Girls, women and the Millennium Development Goals

In September 2000, world leaders came together at United Nations Headquarters in New York, committing their nations to a new global partnership to reduce extreme poverty and setting out a series of time-bound targets, with a deadline of 2015. In 2001, the effort was refined to eight broad Millennium Development Goals.

The eight Millennium Development Goals (MDGs) range from halving extreme poverty to halting the spread of HIV/AIDS and providing universal primary education, all by the target date of 2015. They form a blueprint agreed to by all the world’s countries and all of the world’s leading development institutions. They have galvanized unprecedented efforts to meet the needs of the world’s poorest.

Girls and Women are key to achieving the MDGs, and not just around goal five on maternal health and goal three on gender equality. Women's empowerment is critical in order to attain all the other goals:

Goal 1: Eradicate extreme poverty and hunger: Smaller families and wider intervals between babies, owing to reproductive healthcare including contraceptive use - allows parents to invest more in each child’s nutrition and health. When a woman is too ill, anaemic or hungry to work, her household economic situation deteriorates and poverty increases. This means her children are less likely to attend school. Meanwhile, a woman with fewer children is more likely to enter the workforce.
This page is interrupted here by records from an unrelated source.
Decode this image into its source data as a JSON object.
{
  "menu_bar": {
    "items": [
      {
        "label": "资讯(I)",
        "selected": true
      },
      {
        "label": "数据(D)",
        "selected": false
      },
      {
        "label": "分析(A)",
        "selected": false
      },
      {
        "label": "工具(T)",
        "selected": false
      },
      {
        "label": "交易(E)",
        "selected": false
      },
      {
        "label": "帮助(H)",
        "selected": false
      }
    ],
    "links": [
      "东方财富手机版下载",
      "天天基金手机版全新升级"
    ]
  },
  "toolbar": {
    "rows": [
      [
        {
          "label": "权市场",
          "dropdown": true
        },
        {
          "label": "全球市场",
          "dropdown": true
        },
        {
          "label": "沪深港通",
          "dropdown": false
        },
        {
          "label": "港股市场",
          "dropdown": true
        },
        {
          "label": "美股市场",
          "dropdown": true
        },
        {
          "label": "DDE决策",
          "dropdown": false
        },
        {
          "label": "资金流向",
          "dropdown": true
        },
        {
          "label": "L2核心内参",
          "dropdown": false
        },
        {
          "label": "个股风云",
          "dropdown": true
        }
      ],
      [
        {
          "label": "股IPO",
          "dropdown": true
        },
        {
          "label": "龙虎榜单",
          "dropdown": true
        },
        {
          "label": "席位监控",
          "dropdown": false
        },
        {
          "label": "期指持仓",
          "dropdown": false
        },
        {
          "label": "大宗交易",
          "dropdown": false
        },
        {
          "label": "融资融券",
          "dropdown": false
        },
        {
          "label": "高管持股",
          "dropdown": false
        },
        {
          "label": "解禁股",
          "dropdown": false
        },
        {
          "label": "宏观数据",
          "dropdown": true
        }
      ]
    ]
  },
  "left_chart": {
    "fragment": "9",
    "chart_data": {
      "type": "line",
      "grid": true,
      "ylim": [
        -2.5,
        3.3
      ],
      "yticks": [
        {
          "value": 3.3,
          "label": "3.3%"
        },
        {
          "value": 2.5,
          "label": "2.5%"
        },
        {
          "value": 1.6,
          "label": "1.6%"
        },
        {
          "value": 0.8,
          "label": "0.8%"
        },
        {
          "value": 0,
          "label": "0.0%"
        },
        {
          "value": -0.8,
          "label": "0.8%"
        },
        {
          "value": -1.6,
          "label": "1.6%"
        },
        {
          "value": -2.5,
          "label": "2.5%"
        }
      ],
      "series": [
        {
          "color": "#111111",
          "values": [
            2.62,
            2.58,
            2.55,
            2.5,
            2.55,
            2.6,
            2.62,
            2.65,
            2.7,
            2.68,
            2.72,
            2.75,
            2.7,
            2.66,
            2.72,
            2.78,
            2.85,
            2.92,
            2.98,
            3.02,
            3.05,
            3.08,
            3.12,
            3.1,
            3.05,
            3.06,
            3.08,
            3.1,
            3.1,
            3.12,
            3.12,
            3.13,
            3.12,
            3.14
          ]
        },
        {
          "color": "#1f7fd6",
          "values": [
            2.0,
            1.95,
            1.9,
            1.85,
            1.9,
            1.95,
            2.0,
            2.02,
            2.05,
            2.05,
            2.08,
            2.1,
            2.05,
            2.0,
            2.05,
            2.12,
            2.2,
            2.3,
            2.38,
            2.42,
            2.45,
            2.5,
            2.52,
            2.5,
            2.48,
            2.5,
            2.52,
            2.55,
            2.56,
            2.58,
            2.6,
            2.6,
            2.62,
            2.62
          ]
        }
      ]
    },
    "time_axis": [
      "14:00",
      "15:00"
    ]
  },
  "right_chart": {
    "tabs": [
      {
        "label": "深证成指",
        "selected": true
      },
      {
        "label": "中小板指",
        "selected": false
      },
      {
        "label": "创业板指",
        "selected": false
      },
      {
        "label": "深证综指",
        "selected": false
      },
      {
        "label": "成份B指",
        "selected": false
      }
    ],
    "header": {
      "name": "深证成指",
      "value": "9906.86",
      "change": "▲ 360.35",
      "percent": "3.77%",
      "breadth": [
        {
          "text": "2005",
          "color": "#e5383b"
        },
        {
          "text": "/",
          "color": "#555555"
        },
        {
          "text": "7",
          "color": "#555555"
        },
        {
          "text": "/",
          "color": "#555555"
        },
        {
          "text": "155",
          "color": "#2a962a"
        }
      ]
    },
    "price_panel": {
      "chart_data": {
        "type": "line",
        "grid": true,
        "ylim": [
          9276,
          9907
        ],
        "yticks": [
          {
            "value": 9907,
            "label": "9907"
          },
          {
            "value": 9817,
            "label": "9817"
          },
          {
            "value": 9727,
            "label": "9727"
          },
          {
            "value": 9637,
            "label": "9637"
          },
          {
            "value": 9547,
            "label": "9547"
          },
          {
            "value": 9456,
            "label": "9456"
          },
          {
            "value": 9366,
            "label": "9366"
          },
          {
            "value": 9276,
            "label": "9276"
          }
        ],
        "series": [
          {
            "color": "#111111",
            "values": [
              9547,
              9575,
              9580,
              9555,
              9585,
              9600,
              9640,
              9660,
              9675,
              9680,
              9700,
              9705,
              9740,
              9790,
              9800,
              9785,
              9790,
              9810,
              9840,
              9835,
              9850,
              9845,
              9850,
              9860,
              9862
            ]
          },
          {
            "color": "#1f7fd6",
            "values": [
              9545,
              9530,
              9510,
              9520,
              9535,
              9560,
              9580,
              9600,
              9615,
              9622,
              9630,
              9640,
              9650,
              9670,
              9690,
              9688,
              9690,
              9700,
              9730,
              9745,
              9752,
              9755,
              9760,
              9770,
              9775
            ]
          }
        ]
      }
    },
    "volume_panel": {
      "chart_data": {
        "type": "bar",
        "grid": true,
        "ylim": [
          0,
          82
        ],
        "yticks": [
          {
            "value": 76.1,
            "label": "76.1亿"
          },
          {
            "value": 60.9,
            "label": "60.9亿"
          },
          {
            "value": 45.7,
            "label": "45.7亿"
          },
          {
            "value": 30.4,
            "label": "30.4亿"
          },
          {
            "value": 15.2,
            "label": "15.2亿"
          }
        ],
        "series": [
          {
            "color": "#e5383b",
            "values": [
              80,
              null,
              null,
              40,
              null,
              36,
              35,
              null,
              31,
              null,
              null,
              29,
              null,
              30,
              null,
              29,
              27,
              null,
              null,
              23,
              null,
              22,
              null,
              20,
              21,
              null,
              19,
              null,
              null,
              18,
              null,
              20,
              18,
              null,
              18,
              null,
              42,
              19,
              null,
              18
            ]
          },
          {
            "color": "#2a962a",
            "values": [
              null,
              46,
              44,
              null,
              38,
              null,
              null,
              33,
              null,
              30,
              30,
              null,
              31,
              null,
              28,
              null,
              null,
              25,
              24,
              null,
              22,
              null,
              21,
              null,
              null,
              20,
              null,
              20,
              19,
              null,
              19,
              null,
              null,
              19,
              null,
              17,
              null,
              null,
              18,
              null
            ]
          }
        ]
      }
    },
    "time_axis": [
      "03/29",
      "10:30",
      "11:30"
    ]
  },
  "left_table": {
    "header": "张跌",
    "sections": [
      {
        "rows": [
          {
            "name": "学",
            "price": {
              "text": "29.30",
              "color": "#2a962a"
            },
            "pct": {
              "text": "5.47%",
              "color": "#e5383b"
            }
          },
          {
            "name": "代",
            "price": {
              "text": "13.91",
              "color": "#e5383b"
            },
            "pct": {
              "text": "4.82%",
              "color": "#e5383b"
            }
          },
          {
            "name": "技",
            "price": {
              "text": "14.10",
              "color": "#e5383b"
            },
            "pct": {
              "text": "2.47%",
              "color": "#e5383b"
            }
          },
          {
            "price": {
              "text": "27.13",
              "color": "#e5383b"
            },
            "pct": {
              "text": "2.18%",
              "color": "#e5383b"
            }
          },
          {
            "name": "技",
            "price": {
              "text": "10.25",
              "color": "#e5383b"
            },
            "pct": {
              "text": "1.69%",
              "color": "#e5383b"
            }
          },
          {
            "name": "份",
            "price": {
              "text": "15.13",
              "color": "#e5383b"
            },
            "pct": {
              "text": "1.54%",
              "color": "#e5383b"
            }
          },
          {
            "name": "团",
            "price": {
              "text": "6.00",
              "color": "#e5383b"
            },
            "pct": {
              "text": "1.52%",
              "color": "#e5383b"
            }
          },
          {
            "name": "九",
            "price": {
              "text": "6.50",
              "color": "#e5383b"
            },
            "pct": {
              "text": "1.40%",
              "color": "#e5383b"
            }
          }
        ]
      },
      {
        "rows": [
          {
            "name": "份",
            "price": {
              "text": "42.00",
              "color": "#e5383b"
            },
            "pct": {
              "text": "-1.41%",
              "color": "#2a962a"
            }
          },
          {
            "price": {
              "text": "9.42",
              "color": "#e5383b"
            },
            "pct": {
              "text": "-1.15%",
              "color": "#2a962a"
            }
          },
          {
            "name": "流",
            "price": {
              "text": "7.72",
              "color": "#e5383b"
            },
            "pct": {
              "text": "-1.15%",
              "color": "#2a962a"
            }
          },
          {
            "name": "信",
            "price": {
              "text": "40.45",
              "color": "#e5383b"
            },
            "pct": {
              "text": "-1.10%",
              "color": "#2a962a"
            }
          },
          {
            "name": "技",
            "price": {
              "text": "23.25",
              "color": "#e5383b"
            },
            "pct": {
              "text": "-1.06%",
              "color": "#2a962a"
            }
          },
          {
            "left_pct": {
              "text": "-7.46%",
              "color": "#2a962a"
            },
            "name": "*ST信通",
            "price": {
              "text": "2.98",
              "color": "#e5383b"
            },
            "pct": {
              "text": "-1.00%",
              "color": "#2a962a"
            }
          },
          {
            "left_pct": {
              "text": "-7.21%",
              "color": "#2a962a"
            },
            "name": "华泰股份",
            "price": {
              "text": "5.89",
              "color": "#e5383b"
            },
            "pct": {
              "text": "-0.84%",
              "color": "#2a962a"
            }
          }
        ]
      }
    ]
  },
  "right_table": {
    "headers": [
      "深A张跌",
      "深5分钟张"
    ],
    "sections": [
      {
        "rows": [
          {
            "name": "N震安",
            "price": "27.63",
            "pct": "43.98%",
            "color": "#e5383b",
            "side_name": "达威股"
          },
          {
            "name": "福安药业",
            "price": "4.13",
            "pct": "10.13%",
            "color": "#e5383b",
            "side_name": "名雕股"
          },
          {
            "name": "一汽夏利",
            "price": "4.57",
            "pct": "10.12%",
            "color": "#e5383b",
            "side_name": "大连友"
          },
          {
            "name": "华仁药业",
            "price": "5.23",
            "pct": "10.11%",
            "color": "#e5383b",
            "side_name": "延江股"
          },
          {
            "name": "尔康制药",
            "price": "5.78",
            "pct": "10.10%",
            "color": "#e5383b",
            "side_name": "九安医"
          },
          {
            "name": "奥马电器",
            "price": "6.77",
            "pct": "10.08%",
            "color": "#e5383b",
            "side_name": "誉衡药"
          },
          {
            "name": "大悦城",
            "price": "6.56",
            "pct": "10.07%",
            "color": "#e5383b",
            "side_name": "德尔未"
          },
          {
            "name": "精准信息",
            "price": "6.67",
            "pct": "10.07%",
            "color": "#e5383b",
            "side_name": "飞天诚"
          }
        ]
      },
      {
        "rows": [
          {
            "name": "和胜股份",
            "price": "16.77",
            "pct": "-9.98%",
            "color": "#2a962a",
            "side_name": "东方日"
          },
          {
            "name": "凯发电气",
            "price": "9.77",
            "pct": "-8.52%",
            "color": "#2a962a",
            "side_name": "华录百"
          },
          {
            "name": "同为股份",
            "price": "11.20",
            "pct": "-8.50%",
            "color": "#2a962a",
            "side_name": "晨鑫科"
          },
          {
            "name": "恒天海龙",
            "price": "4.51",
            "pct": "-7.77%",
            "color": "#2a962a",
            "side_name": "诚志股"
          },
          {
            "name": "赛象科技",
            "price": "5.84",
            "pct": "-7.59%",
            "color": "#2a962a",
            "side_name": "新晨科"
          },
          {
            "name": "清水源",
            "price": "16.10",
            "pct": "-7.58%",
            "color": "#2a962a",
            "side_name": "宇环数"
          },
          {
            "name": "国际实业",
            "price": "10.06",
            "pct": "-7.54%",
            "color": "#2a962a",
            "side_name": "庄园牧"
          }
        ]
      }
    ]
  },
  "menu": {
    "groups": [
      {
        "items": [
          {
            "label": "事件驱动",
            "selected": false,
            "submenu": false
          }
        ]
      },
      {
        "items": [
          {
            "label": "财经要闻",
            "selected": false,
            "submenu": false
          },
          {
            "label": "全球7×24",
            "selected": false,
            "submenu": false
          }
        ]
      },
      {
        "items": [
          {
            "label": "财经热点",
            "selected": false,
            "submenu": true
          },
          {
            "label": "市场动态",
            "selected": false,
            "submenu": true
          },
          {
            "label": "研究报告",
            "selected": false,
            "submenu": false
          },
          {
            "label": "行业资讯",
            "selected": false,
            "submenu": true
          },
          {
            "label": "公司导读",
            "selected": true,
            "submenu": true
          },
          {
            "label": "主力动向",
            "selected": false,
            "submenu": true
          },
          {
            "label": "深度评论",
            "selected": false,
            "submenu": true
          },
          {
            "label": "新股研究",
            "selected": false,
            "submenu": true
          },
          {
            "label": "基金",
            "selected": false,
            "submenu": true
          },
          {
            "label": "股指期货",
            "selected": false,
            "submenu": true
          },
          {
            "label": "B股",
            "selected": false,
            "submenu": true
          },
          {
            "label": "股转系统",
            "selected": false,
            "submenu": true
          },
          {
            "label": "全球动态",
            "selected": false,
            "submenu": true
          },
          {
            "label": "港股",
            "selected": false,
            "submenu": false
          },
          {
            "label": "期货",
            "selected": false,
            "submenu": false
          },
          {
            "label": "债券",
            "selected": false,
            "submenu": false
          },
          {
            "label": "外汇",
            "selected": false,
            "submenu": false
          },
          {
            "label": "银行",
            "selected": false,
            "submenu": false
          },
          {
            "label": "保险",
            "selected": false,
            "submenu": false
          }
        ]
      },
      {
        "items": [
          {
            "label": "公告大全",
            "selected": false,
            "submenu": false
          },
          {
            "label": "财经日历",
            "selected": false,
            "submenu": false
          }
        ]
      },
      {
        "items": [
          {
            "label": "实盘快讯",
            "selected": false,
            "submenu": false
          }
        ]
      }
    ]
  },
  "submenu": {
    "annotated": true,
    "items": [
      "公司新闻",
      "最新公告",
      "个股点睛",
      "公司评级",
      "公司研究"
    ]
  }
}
Goal 2: Achieve universal primary education: Each year of education for girls and women improves their family's health and economic output. Families with fewer children can afford to invest more in education, making it more likely that girls will be sent to and stay in school.

Goal 3: Promote gender equality and empower women: Women who can plan the timing and number of their births will have greater opportunities for work, education and civil involvement. Violence and discrimination against girls and women in law and custom not only abuses their human rights, but also robs society of critical energy, economic production and creative talent.

Goal 4: Reduce child mortality: Care for the health of mothers is inseparable from the health of newborns. Newborns whose mothers die are far more likely to die within two years than those whose mothers survive. Young girls married off at puberty bear children at risk: babies born to girls under 15 are five times as likely to die as those born to women in their 20s.

Goal 5: Improve Maternal Health: This is often called the heart of the MDGs, because if it fails, the others will too. One target is to reduce by three-quarters, between 1990 and 2015, the maternal mortality ratio. The second, added in October 2006, is to achieve universal access to reproductive health. To do these things will require investment in education, basic health care systems and emergency care facilities.

Goal 6: Combat HIV/AIDS, malaria and other diseases: Comprehensive sexual and reproductive healthcare includes preventing and treating HIV/AIDS and other sexually transmitted infections. At the same time, programs to fight HIV infection work best when they incorporate comprehensive reproductive healthcare. Antenatal and post-natal care facilities can bring mothers and their families into the health care system, encouraging diagnosis and treatment of many other illnesses for many more people.

Goal 7: Ensure environmental sustainability: Helping women avoid unintended pregnancies and to stay healthy and economically productive through pregnancy and motherhood helps stabilize rural areas, slows urban migration and crowding, and balances natural resource use with the needs of the population. As women are responsible for most household resource use, educating them leads to more efficiency and less waste and environmental degradation.

Goal 8: Develop a global partnership for development: Healthy and economically productive women can be half of every country’s engine for growth and development. Affordable prices for drugs, global economic stability and a secure supply of commodities would greatly advance reproductive health programmes, which are especially needed in developing countries.

The Millennium Development Goals will not be achieved without ensuring universal access to sexual and reproductive health services and without an effective global response to HIV/AIDS. A gender-responsive and rights-based approach is required to implement and monitor progress of the goals.

Ishdeep Kohli-CNS